Nutritional Epidemiology


This module focuses on the critical evaluation of studies examining the role of nutrition in health and how this can be applied to public health policy and the application of nutritional knowledge to public health strategy. It will investigate the role that diet and nutritional status play in influencing human health and disease. Whilst it is a relatively new area of study its implications and impact are of worldwide relevance. Nutritional epidemiology remains the scientific basis on which most public health nutritional policies are formulated. The first third of the module deals with general epidemiological principles, such as study design, quantifying disease and risk. It will introduce students to various forms of methodological bias that affect the interpretation and validity of published scientific papers and influence their impact on the scientific community. The module will then start to focus on specialist nutritional epidemiology skills, such as assessment of diet and nutritional status (including a detailed practical schedule) and management of the resulting data.
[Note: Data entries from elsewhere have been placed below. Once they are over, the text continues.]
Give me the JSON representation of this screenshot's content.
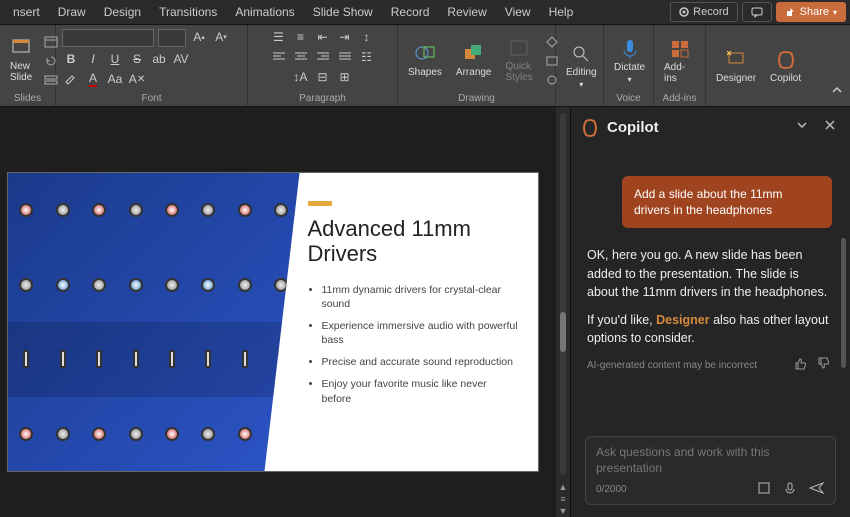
{
  "menu": {
    "items": [
      "nsert",
      "Draw",
      "Design",
      "Transitions",
      "Animations",
      "Slide Show",
      "Record",
      "Review",
      "View",
      "Help"
    ],
    "record_btn": "Record",
    "share_btn": "Share"
  },
  "ribbon": {
    "slides": {
      "new_slide": "New\nSlide",
      "label": "Slides"
    },
    "font": {
      "label": "Font"
    },
    "paragraph": {
      "label": "Paragraph"
    },
    "drawing": {
      "shapes": "Shapes",
      "arrange": "Arrange",
      "quick": "Quick\nStyles",
      "label": "Drawing"
    },
    "editing": {
      "btn": "Editing"
    },
    "voice": {
      "btn": "Dictate",
      "label": "Voice"
    },
    "addins": {
      "btn": "Add-ins",
      "label": "Add-ins"
    },
    "designer": {
      "btn": "Designer"
    },
    "copilot": {
      "btn": "Copilot"
    }
  },
  "slide": {
    "title": "Advanced 11mm Drivers",
    "bullets": [
      "11mm dynamic drivers for crystal-clear sound",
      "Experience immersive audio with powerful bass",
      "Precise and accurate sound reproduction",
      "Enjoy your favorite music like never before"
    ]
  },
  "copilot": {
    "title": "Copilot",
    "user_msg": "Add a slide about the 11mm drivers in the headphones",
    "assist_p1": "OK, here you go. A new slide has been added to the presentation. The slide is about the 11mm drivers in the headphones.",
    "assist_p2a": "If you'd like, ",
    "assist_designer": "Designer",
    "assist_p2b": " also has other layout options to consider.",
    "disclaimer": "AI-generated content may be incorrect",
    "placeholder": "Ask questions and work with this presentation",
    "counter": "0/2000"
  }
}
The module will also include a series of group study proposals, which will reflect the content and principles learned throughout the module.

Learning Outcomes

  1. Critically evaluate methodologies in nutritional epidemiology and interpret and evaluate epidemiological data in relation to nutrition and health.

  2. Demonstrate an ability to integrate the underlying nutritional principles with the aetiology of health and disease.

  3. Demonstrate a clear understanding of the role of health promotion and public health strategies, particularly related to reducing incidence of nutrition-related diseases.

  4. Demonstrate a critical approach to the analysis of national and international research on developments in nutritional health promotion.

  5. Critically evaluate the social, economic and political influences on food choice and understand the impact of the media and social marketing.

  6. Synthesise evidence in order to formulate hypotheses to test the origins of diet-related diseases.

% Coursework 60%
% Final Exam 40%